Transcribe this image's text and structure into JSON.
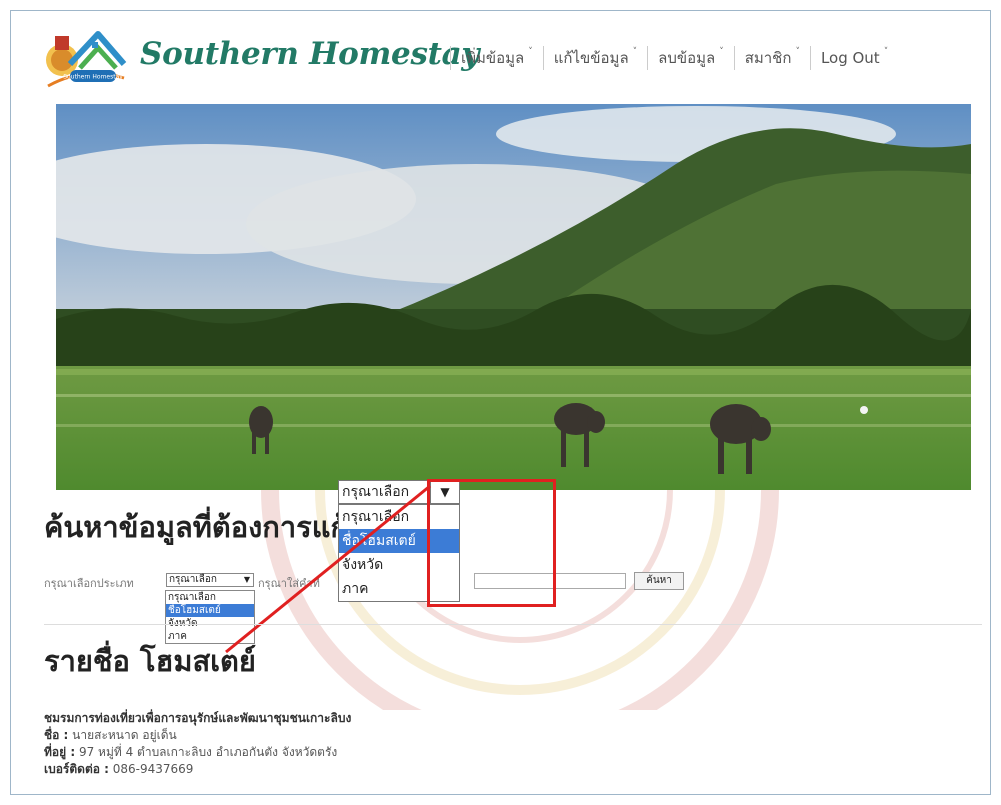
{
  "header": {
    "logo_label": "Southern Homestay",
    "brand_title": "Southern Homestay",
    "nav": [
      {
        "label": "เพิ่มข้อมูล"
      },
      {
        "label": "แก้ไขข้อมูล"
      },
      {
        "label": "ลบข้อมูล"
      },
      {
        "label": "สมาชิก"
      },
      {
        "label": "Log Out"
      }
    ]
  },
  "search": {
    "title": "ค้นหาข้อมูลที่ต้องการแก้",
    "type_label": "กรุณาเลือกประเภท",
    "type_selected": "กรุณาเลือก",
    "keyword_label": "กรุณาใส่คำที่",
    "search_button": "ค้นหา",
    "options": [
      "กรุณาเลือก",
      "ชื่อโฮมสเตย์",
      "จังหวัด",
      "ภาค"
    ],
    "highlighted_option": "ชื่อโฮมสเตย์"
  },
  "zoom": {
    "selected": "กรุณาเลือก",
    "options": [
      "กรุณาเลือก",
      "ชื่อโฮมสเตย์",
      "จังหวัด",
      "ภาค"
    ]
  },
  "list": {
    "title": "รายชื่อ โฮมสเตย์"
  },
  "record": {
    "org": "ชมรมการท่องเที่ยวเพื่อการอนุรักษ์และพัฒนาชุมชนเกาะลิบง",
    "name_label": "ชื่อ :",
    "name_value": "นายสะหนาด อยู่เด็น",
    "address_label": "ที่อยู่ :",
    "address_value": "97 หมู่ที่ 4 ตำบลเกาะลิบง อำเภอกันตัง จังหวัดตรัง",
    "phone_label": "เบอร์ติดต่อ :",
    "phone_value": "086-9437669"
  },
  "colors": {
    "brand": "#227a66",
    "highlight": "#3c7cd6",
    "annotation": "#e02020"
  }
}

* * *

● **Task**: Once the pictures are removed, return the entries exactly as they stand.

● **Answer area**:
Transcribe this image's text and structure into JSON.
{
  "header": {
    "logo_label": "Southern Homestay",
    "brand_title": "Southern Homestay",
    "nav": [
      {
        "label": "เพิ่มข้อมูล"
      },
      {
        "label": "แก้ไขข้อมูล"
      },
      {
        "label": "ลบข้อมูล"
      },
      {
        "label": "สมาชิก"
      },
      {
        "label": "Log Out"
      }
    ]
  },
  "search": {
    "title": "ค้นหาข้อมูลที่ต้องการแก้",
    "type_label": "กรุณาเลือกประเภท",
    "type_selected": "กรุณาเลือก",
    "keyword_label": "กรุณาใส่คำที่",
    "search_button": "ค้นหา",
    "options": [
      "กรุณาเลือก",
      "ชื่อโฮมสเตย์",
      "จังหวัด",
      "ภาค"
    ],
    "highlighted_option": "ชื่อโฮมสเตย์"
  },
  "zoom": {
    "selected": "กรุณาเลือก",
    "options": [
      "กรุณาเลือก",
      "ชื่อโฮมสเตย์",
      "จังหวัด",
      "ภาค"
    ]
  },
  "list": {
    "title": "รายชื่อ โฮมสเตย์"
  },
  "record": {
    "org": "ชมรมการท่องเที่ยวเพื่อการอนุรักษ์และพัฒนาชุมชนเกาะลิบง",
    "name_label": "ชื่อ :",
    "name_value": "นายสะหนาด อยู่เด็น",
    "address_label": "ที่อยู่ :",
    "address_value": "97 หมู่ที่ 4 ตำบลเกาะลิบง อำเภอกันตัง จังหวัดตรัง",
    "phone_label": "เบอร์ติดต่อ :",
    "phone_value": "086-9437669"
  },
  "colors": {
    "brand": "#227a66",
    "highlight": "#3c7cd6",
    "annotation": "#e02020"
  }
}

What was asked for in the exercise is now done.